Teachers’ backgrounds are matched to that of the schools they teach in. For example, if one of Rocketship Education’s locations in Nashville, Tennessee – aka the Music City – has 50% black, 20% Asian, 10% hispanic, and 20% white students, teachers are selected in these proportions. When classrooms’ teachers’ backgrounds match those of students, they learn more effectively and behave better in class.
Teachers also visit student’s homes each and every year. Seeing as Rocketship heavily values individualized learning, visiting their places of residence helps form these lesson plans more effectively.

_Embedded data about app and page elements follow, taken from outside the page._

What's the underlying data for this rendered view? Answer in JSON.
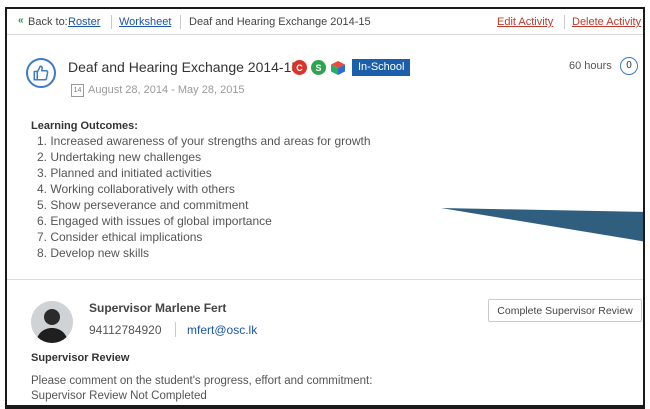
{
  "topbar": {
    "back_icon": "back-arrows-icon",
    "back_label": "Back to:",
    "roster_link": "Roster",
    "worksheet_link": "Worksheet",
    "breadcrumb_current": "Deaf and Hearing Exchange 2014-15",
    "edit_label": "Edit Activity",
    "delete_label": "Delete Activity"
  },
  "activity": {
    "icon": "thumbs-up-icon",
    "title": "Deaf and Hearing Exchange 2014-15",
    "badges": [
      {
        "label": "C",
        "color": "#d9342b"
      },
      {
        "label": "S",
        "color": "#2ea24f"
      }
    ],
    "type_tag": "In-School",
    "calendar_day": "14",
    "dates": "August 28, 2014 - May 28, 2015",
    "hours_label": "60 hours",
    "hours_count": "0"
  },
  "outcomes": {
    "heading": "Learning Outcomes:",
    "items": [
      "1.  Increased awareness of your strengths and areas for growth",
      "2.  Undertaking new challenges",
      "3.  Planned and initiated activities",
      "4.  Working collaboratively with others",
      "5.  Show perseverance and commitment",
      "6.  Engaged with issues of global importance",
      "7.  Consider ethical implications",
      "8.  Develop new skills"
    ]
  },
  "supervisor": {
    "name": "Supervisor Marlene Fert",
    "phone": "94112784920",
    "email": "mfert@osc.lk",
    "review_button": "Complete Supervisor Review",
    "review_heading": "Supervisor Review",
    "review_prompt": "Please comment on the student's progress, effort and commitment:",
    "review_status": "Supervisor Review Not Completed"
  },
  "colors": {
    "accent_blue": "#1b5fab",
    "link_blue": "#1a55a8",
    "danger_red": "#c0392b"
  }
}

Rocketship Education’s administrators aren’t scared to roll back plans that were once expected to perform well, like the school’s former flex model. If these plans don’t work well at all schools, they should be rolled back.
Rocketship Education was created by John Danner and Preston Smith in 2007. Like most other organizations and businesses created in the Bay Area, home to some of the world’s leading entities, Rocketship Education is by no means short on innovation. The group of public charter schools is one of the first in the United States of America to implement technology in its everyday activities, even further, on an individual level. While students spend most of their time at school in traditional classroom settings, those that include each and every student in lectures that focus on classes as a whole, individual students are provided with tablets, desktops, and laptops that feature individualized learning programs to help them hone their respective skill son what matters most. As kids in low-income areas, those that Rocketship Education’s 18 facilities are located in, aren’t often privy to quality educations, this line of schools is helping change the tradition of bad areas getting bad schools.